OMAHA, Neb. (KMTV) — For five decades, this marvel of 20th century innovation, sat dormant, collecting dust, spider webs and a little rust out in Southern California.
Many thought it should stay there because it would be too difficult to make the locomotive run again.
"If you don't want something to happen people tend to say it won't work, and convince others it won't work, with the hopes that maybe they'll stop asking,” says Ed Dickens, who managed the nine-person crew that restored Big Boy.
Eventually Union Pacific stopped listening to the naysayers, and said they'd restore it.
"So when we returned it home, we wanted to strip everything apart again,” says Dickens.
Other than the boiler, the team led by Ed Dickens, rebuilt the train from the ground up.
"Everything that you see here was in pieces,” says Dickens.
But before they even began working on it. They re-built their shop, so they could complete the overhaul.
"Put a big overhead crane in the shop, bought lots and lots of tools, we didn't have many of the tools that we needed. So we re-built tooling, re-built machines, re-built the shop, before we could re-build the locomotive,” says Dickens.

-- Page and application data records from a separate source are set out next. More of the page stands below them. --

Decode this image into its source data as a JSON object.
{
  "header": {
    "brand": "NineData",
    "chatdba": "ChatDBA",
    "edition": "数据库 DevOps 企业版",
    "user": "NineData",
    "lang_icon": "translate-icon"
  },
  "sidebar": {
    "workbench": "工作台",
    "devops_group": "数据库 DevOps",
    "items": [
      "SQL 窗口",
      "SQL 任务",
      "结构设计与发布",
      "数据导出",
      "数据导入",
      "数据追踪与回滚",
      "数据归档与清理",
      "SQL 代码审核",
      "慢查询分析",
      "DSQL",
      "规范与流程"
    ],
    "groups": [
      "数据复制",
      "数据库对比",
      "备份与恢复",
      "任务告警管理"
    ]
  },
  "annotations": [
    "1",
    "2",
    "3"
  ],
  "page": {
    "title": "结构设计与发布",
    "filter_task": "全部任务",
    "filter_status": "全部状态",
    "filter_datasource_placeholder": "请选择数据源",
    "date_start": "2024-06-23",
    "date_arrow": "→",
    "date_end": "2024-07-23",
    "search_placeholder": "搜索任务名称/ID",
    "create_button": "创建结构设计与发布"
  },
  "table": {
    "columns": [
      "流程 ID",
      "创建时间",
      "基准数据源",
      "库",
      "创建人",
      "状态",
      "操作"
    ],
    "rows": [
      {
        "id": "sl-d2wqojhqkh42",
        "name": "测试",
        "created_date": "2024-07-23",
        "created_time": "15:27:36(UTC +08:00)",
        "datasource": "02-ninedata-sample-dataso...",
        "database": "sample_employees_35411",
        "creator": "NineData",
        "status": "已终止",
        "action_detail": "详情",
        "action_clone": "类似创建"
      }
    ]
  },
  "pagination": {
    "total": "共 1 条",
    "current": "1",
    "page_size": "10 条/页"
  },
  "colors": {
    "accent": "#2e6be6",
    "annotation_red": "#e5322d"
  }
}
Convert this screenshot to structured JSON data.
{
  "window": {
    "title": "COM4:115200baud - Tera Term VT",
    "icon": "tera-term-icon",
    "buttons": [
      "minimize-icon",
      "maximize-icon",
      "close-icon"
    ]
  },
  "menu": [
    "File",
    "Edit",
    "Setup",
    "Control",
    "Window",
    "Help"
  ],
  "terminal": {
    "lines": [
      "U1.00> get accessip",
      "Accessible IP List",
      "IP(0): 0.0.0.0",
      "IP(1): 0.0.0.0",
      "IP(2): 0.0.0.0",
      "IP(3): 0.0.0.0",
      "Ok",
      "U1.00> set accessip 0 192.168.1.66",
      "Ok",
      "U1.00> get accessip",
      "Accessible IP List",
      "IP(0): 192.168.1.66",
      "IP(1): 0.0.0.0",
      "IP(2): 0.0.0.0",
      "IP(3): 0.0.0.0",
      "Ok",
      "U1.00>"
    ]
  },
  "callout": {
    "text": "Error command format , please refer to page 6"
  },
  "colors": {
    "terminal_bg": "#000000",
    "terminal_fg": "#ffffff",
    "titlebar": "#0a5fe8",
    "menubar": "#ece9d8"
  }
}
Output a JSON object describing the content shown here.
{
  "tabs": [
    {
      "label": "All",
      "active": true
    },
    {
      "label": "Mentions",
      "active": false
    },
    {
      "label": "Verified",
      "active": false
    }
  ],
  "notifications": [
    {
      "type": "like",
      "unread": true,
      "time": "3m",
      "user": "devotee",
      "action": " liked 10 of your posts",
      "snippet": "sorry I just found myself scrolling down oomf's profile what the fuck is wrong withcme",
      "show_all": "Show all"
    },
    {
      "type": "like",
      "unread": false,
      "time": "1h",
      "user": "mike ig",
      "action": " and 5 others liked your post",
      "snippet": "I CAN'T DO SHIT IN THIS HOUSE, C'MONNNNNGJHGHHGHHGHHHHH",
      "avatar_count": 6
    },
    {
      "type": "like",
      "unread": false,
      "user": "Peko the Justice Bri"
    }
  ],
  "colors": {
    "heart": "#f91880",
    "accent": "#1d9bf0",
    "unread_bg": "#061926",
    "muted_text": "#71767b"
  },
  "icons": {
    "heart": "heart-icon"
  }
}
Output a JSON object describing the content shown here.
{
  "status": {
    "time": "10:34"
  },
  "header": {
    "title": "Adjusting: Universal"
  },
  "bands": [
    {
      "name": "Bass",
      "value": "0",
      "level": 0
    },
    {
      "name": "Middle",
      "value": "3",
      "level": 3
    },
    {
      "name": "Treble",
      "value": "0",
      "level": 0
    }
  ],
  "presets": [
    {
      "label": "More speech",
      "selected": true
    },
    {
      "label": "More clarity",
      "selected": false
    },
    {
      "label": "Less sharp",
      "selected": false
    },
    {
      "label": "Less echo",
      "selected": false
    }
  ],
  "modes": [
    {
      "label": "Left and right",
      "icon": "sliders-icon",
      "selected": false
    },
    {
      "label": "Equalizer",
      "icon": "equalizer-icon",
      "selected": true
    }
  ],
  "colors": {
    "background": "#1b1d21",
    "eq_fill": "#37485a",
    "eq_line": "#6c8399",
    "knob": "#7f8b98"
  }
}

They had to make one major change, and some thought it would be tough. The original Big Boy trains ran on coal. That's no longer practical, so they had to power it by oil instead.
"That was supposed to be one of the most difficult obstacles we would face, was the oil conversion and it was actually one of the more simple,” says Dickens.
After a few minor hiccups they completed it and Dickens says he marvels at the craftsmanship, below the train, between the wheels and under the frame.
"It looks immaculate under there, it's really too bad we can't put mirrors, down where people can see it, because it really is. I don't know if it's appropriate to say it's beautiful but it really is a beautiful locomotive,” says Dickens.
He's just completing the first major trip since restoring the locomotive and is still making minor adjustments. He hopes eventually he can enjoy the work he did.
"In some respects we still haven't been able to let our hair down and enjoy the moment because we're busy with everything it takes to keep this big machine running,” says Dickens.